Nothing but the lines from the one with "Serialize everything readable" through the last line of the entries below should appear in the copy, please, and no pictures.

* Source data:
□ □ □ □ □

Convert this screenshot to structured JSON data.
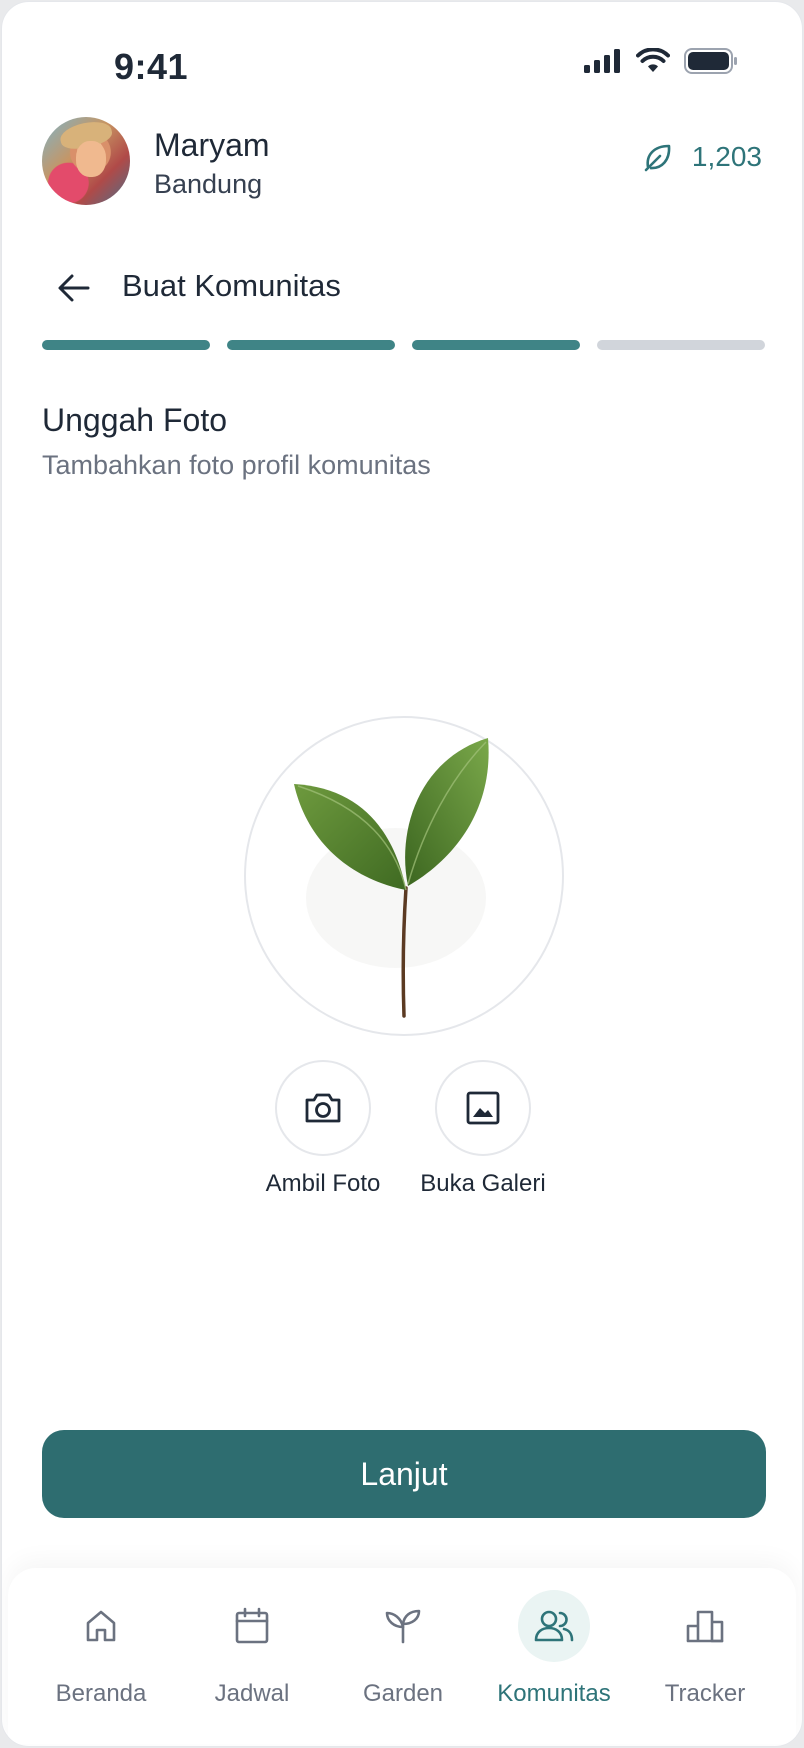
{
  "status_bar": {
    "time": "9:41"
  },
  "profile": {
    "name": "Maryam",
    "city": "Bandung",
    "points": "1,203"
  },
  "page": {
    "title": "Buat Komunitas"
  },
  "progress": {
    "current_step": 3,
    "total_steps": 4
  },
  "section": {
    "title": "Unggah Foto",
    "subtitle": "Tambahkan foto profil komunitas"
  },
  "upload_options": [
    {
      "label": "Ambil Foto",
      "icon": "camera-icon"
    },
    {
      "label": "Buka Galeri",
      "icon": "image-icon"
    }
  ],
  "next_button": {
    "label": "Lanjut"
  },
  "bottom_nav": {
    "active": "Komunitas",
    "items": [
      {
        "label": "Beranda",
        "icon": "home-icon"
      },
      {
        "label": "Jadwal",
        "icon": "calendar-icon"
      },
      {
        "label": "Garden",
        "icon": "sprout-icon"
      },
      {
        "label": "Komunitas",
        "icon": "users-icon"
      },
      {
        "label": "Tracker",
        "icon": "bar-chart-icon"
      }
    ]
  },
  "colors": {
    "accent": "#2e6d70",
    "accent_text": "#2e7479",
    "progress_done": "#3f8486",
    "progress_todo": "#d1d5db"
  }
}
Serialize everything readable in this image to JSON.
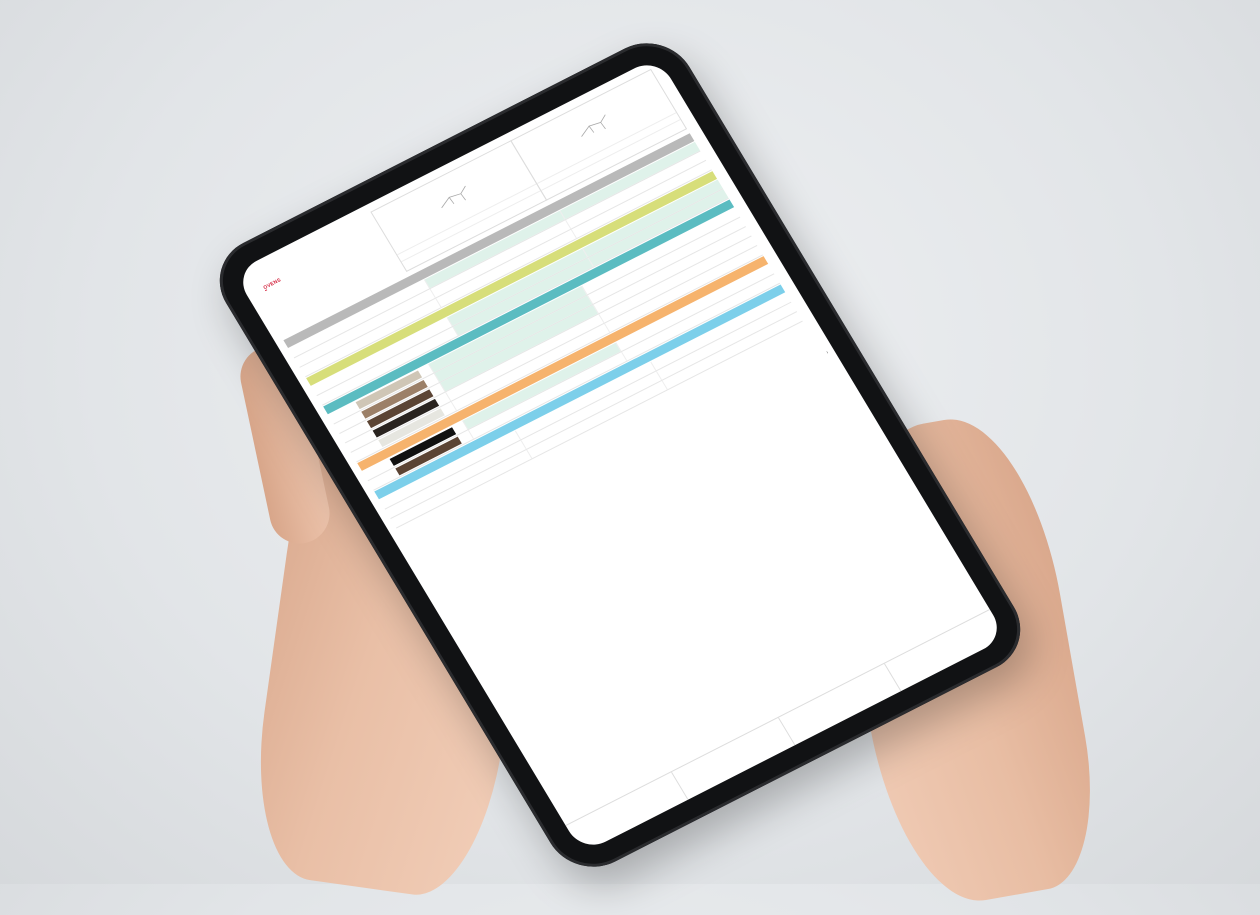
{
  "document": {
    "brand": "OVENS",
    "section": "",
    "title": "",
    "subtitle": "",
    "top_right": ""
  },
  "products": [
    {
      "dims": "",
      "model": "",
      "flag": ""
    },
    {
      "dims": "",
      "model": "",
      "flag": ""
    }
  ],
  "spec_rows": [
    {
      "label": "",
      "code": "",
      "band_before": "",
      "band_color": "#b9b9b9"
    },
    {
      "label": "",
      "code": "",
      "band_before": "",
      "band_color": "#d7de7a"
    },
    {
      "label": "",
      "code": "",
      "band_before": "",
      "band_color": "#5bbcc1"
    },
    {
      "label": "",
      "code": "",
      "band_before": "",
      "band_color": "#f6b36d"
    },
    {
      "label": "",
      "code": "",
      "band_before": "",
      "band_color": "#7ccfea"
    }
  ],
  "band_colors": {
    "grey": "#b9b9b9",
    "lime": "#d7de7a",
    "teal": "#5bbcc1",
    "orange": "#f6b36d",
    "sky": "#7ccfea",
    "accent": "#d3203a"
  },
  "swatches": [
    "#cfc6b6",
    "#9c8068",
    "#5b4434",
    "#2a2420",
    "#e6e6e0",
    "#111111"
  ],
  "bottom_tabs": [
    {
      "label": ""
    },
    {
      "label": ""
    },
    {
      "label": ""
    },
    {
      "label": ""
    }
  ]
}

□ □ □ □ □

* Your solution:
Serialize everything readable in this image to JSON.
{
  "document": {
    "brand": "OVENS",
    "section": "",
    "title": "",
    "subtitle": "",
    "top_right": ""
  },
  "products": [
    {
      "dims": "",
      "model": "",
      "flag": ""
    },
    {
      "dims": "",
      "model": "",
      "flag": ""
    }
  ],
  "spec_rows": [
    {
      "label": "",
      "code": "",
      "band_before": "",
      "band_color": "#b9b9b9"
    },
    {
      "label": "",
      "code": "",
      "band_before": "",
      "band_color": "#d7de7a"
    },
    {
      "label": "",
      "code": "",
      "band_before": "",
      "band_color": "#5bbcc1"
    },
    {
      "label": "",
      "code": "",
      "band_before": "",
      "band_color": "#f6b36d"
    },
    {
      "label": "",
      "code": "",
      "band_before": "",
      "band_color": "#7ccfea"
    }
  ],
  "band_colors": {
    "grey": "#b9b9b9",
    "lime": "#d7de7a",
    "teal": "#5bbcc1",
    "orange": "#f6b36d",
    "sky": "#7ccfea",
    "accent": "#d3203a"
  },
  "swatches": [
    "#cfc6b6",
    "#9c8068",
    "#5b4434",
    "#2a2420",
    "#e6e6e0",
    "#111111"
  ],
  "bottom_tabs": [
    {
      "label": ""
    },
    {
      "label": ""
    },
    {
      "label": ""
    },
    {
      "label": ""
    }
  ]
}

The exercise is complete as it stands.